§ **Directions for this task**
Sift the listing for lines that hold the string "گروه" and pull them out.

§ **Given entries**
'''
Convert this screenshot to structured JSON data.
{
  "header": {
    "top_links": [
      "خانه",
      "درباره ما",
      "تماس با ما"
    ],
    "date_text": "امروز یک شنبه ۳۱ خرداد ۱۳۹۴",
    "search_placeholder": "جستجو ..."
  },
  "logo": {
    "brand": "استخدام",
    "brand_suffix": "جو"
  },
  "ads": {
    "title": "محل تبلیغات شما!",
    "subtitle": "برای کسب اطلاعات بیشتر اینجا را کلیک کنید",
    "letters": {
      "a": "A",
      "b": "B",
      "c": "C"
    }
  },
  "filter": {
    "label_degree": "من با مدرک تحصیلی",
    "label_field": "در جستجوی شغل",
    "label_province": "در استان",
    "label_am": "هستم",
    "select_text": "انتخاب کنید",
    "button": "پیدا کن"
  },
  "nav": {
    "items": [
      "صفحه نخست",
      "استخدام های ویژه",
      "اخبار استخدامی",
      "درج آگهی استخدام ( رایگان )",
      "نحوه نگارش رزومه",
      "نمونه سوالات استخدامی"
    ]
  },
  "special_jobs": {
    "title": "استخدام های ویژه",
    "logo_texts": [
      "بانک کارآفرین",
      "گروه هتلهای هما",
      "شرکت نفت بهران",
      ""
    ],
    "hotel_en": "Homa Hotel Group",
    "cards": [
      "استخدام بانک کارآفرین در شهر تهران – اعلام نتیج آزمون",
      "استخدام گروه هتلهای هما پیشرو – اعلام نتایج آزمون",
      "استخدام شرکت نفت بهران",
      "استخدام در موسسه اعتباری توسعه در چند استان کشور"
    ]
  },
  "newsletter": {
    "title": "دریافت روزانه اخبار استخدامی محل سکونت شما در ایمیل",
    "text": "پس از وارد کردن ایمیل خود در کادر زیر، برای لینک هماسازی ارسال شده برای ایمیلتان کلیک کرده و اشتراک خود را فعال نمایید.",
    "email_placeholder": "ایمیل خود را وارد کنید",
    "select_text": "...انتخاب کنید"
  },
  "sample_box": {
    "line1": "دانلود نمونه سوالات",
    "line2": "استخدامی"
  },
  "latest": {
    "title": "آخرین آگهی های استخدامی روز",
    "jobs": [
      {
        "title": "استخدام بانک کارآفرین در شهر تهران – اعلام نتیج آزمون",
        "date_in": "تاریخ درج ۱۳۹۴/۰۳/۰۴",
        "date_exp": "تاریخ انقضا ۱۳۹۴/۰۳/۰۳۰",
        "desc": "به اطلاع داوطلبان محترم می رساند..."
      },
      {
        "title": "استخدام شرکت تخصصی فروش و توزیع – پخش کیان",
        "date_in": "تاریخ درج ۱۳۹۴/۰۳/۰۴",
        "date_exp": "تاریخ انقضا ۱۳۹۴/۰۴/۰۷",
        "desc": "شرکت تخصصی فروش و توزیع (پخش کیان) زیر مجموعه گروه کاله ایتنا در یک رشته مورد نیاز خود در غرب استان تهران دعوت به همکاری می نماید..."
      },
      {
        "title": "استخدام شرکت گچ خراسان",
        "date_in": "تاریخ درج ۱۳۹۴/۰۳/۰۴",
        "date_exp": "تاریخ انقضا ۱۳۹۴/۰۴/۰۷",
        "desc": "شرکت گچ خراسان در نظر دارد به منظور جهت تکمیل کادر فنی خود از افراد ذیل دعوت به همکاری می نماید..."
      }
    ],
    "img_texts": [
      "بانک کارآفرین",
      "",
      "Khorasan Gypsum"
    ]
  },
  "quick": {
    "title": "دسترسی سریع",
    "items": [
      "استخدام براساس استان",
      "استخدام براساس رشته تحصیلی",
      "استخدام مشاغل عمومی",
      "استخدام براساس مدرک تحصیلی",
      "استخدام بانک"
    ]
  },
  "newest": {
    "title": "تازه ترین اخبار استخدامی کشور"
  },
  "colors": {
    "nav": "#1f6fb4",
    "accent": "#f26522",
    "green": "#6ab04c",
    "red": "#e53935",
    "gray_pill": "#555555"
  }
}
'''
§ **Completed task**
      "گروه هتلهای هما",
      "استخدام گروه هتلهای هما پیشرو – اعلام نتایج آزمون",
        "desc": "شرکت تخصصی فروش و توزیع (پخش کیان) زیر مجموعه گروه کاله ایتنا در یک رشته مورد نیاز خود در غرب استان تهران دعوت به همکاری می نماید..."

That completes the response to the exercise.